Excerpted data
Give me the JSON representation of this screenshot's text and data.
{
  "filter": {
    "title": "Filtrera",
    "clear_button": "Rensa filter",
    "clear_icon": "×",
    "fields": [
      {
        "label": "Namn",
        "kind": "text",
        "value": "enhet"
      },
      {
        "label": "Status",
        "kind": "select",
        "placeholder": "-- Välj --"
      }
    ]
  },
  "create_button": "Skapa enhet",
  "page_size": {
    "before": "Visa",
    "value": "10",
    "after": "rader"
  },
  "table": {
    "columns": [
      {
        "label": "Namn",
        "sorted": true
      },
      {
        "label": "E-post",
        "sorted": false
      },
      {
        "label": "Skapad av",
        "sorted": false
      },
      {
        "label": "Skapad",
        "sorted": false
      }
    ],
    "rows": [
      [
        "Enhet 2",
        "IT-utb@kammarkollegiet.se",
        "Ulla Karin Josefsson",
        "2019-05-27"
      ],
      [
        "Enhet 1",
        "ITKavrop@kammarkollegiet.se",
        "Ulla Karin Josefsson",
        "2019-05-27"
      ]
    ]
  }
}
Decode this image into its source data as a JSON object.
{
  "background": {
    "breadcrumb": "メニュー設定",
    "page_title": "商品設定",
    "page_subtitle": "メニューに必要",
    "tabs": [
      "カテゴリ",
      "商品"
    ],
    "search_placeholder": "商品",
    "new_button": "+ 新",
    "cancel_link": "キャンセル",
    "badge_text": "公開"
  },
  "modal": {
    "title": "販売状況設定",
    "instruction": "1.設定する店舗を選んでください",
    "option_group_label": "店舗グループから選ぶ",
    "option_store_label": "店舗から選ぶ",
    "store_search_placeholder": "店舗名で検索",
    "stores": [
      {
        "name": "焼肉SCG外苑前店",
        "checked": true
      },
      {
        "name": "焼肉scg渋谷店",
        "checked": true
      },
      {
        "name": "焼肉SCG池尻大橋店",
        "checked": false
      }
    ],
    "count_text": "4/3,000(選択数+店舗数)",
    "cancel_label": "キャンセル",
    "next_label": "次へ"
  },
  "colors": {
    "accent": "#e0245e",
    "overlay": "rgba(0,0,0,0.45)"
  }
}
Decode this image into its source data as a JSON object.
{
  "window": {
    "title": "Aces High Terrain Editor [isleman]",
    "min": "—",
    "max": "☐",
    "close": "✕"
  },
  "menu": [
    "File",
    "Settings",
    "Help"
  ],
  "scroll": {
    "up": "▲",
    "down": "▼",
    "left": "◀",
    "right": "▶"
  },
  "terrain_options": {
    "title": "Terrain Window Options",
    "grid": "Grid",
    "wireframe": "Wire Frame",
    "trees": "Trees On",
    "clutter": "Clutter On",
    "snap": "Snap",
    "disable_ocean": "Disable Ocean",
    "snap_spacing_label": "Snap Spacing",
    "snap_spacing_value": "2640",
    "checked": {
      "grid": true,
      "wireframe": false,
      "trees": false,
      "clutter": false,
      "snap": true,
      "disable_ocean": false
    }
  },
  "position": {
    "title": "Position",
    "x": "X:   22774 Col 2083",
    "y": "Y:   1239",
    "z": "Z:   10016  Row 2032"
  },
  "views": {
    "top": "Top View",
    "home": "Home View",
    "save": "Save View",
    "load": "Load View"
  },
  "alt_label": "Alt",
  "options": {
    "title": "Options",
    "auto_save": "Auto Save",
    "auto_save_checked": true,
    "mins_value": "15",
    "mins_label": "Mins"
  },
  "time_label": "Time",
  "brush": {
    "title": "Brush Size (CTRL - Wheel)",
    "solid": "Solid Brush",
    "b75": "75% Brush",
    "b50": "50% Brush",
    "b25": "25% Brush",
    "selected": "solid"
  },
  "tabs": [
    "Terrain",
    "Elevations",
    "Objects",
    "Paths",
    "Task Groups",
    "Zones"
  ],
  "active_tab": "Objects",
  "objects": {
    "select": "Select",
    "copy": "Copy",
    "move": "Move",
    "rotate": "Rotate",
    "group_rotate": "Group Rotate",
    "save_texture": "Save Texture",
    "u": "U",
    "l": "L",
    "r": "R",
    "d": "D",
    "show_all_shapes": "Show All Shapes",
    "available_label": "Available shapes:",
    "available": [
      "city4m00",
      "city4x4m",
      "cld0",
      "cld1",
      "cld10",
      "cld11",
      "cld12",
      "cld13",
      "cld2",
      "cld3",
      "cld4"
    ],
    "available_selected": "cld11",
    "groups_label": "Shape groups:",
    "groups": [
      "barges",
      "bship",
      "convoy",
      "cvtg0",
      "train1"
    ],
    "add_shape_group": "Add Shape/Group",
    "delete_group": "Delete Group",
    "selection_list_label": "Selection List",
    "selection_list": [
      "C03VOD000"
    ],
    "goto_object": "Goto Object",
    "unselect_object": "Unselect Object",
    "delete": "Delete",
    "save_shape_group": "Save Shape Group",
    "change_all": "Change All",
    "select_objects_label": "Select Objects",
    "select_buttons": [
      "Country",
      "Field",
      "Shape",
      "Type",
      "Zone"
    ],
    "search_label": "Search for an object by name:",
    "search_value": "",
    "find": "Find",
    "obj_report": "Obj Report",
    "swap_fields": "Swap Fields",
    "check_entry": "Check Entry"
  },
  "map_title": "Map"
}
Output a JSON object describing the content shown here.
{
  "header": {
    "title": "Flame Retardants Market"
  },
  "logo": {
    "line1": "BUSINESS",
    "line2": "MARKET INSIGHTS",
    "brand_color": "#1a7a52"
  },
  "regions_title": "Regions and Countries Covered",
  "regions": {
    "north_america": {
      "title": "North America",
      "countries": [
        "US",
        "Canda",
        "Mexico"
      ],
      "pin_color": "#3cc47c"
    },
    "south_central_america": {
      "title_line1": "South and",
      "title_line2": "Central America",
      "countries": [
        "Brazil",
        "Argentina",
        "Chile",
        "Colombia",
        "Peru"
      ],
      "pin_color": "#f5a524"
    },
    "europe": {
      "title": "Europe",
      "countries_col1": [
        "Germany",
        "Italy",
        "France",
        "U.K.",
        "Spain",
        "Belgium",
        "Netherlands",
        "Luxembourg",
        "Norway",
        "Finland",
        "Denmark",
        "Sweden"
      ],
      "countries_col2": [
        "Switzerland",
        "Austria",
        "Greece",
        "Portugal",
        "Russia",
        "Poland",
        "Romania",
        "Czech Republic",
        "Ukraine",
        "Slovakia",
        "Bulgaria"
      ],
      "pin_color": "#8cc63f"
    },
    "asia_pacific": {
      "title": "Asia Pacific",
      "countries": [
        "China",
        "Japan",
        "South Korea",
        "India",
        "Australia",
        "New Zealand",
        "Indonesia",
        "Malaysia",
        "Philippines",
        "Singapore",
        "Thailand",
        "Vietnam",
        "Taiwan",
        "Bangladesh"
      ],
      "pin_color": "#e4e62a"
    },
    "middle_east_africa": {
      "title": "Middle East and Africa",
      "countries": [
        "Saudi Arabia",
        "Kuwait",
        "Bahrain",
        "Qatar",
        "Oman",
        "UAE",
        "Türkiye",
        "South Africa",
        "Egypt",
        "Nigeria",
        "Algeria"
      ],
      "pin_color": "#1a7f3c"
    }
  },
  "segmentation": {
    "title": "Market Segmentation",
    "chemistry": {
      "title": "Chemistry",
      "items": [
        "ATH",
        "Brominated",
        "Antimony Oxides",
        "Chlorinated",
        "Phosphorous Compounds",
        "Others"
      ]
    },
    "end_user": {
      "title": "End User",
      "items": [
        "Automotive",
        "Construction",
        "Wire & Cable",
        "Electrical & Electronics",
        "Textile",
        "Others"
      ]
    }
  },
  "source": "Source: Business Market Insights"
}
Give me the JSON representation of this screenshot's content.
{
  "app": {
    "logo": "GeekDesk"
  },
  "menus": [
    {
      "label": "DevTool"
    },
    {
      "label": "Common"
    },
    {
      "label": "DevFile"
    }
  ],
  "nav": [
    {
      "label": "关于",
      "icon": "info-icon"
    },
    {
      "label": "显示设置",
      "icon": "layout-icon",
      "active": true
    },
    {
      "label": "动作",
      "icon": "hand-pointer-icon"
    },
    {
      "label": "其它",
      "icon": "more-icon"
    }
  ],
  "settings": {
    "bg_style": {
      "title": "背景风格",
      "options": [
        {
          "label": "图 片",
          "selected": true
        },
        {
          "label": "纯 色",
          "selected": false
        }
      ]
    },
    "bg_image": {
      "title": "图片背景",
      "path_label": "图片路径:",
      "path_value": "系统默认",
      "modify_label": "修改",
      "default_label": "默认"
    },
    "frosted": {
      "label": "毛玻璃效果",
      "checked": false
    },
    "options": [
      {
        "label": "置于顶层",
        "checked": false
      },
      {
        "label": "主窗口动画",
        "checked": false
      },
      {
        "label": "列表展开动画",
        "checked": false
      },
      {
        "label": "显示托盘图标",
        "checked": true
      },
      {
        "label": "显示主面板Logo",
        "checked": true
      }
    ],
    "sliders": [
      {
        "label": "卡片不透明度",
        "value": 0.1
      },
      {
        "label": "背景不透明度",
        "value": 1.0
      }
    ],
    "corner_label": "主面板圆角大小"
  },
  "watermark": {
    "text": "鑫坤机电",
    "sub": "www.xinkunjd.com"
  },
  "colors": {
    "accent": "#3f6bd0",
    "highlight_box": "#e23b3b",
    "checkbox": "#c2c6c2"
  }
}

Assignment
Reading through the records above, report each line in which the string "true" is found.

Answer to this task
        "sorted": true
        "checked": true
        "checked": true
      "grid": true,
      "snap": true,
    "auto_save_checked": true,
      "active": true
          "selected": true
        "checked": true
        "checked": true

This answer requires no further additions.